We Buried the Past, by Abdelkrim Ghallab, tr Roger Allen (Haus Books)
“Abdelkrim Ghallab’s postcolonial We Buried the Past, originally published in 1966, was the first breakthrough Moroccan novel written in Arabic instead of French. Newly translated into English, this edition brings Ghallab’s most widely read and lauded work to a new audience.”
Arabian Satire: Poetry from the 18th-century Najd, by Hmedan al-Shwe’ir, ed-tr Marcel Kurpershoek (Library of Arabic Literature)
“This lively volume collects poems by Hmedan al-Shwe’ir, who lived in Najd in the Arabian Peninsula shortly before the hegemony of the Wahhabi movement in the early 18th century. A master of satire known for his ribald humor, self-deprecation, and invective verse (hija), Hmedan was acerbic in his criticisms of society and its morals, voiced in in a poetic idiom that is widely referred to as “Nabati,” here a mix of Najdi vernacular and archaic vocabulary and images dating back to the origins of Arabic poetry.”
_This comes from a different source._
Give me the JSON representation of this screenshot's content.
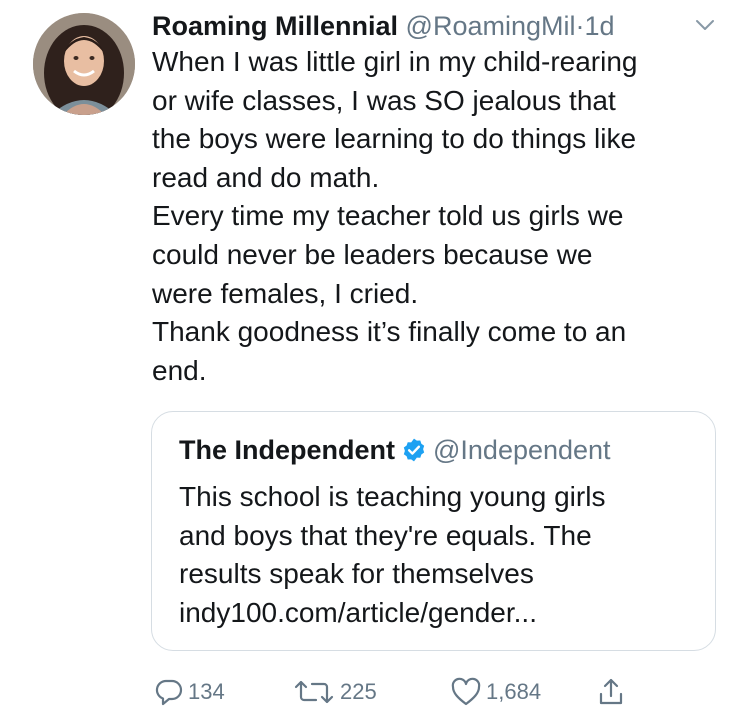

The Tree Stump, by Samiha Khrais tr. Nesreen Akhtarkhavari (Michigan State University Press)
“One of the most prominent Arabic novels to document the intricate details of the revolt of the Arabs against the Turks and their collaboration with the English, The Tree Stumpbrings to life a critical period of history that includes key players such as King Faisal, Odeh Abu Tayeh , and T. E. Lawrence. It places the reader in the heart of that remarkable era with accuracy, authenticity, and an added human dimension that introduces the Arabian Desert people, traditions, and way of life.”
How to Mend: On Motherhood and Its Ghosts, by Iman Mersal, tr. Robin Moger (Kayfa Ta)
“In How to Mend: Motherhood and Its Ghosts, the author moves through unfamiliar spaces – internal, fluid and complex. Her voice changes, moving in and out of focus, back and forth in time, and across different physical spaces and cultural spaces. The strokes of the book are fine and interlacing, moving between the lyrical, diaristic, poetic and academic. They are quite serious and burdened steps towards an inner-space that is often neglected and dismissed from mainstream writings on motherhood.”